Find the lines of the listing that contain the string "reading", and return them.

★ ★ ★ ★ ★ ★ ★

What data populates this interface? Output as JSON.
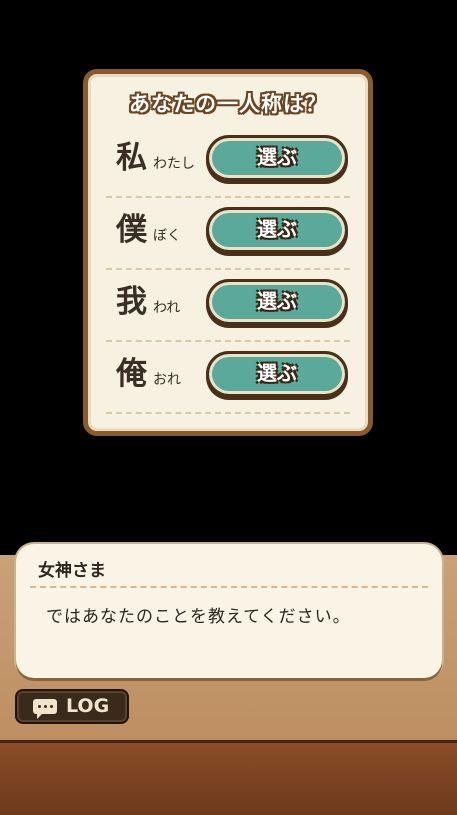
{
  "panel": {
    "title": "あなたの一人称は？",
    "choices": [
      {
        "kanji": "私",
        "reading": "わたし",
        "button": "選ぶ"
      },
      {
        "kanji": "僕",
        "reading": "ぼく",
        "button": "選ぶ"
      },
      {
        "kanji": "我",
        "reading": "われ",
        "button": "選ぶ"
      },
      {
        "kanji": "俺",
        "reading": "おれ",
        "button": "選ぶ"
      }
    ]
  },
  "dialog": {
    "speaker": "女神さま",
    "message": "ではあなたのことを教えてください。"
  },
  "log_button": {
    "label": "LOG",
    "icon": "chat-bubble-icon"
  },
  "colors": {
    "panel_bg": "#f7f1e1",
    "panel_border": "#8b5a2b",
    "button_teal": "#5aa99b",
    "wood": "#b8875a"
  }
}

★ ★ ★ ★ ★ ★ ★

# Task output
        "reading": "わたし",
        "reading": "ぼく",
        "reading": "われ",
        "reading": "おれ",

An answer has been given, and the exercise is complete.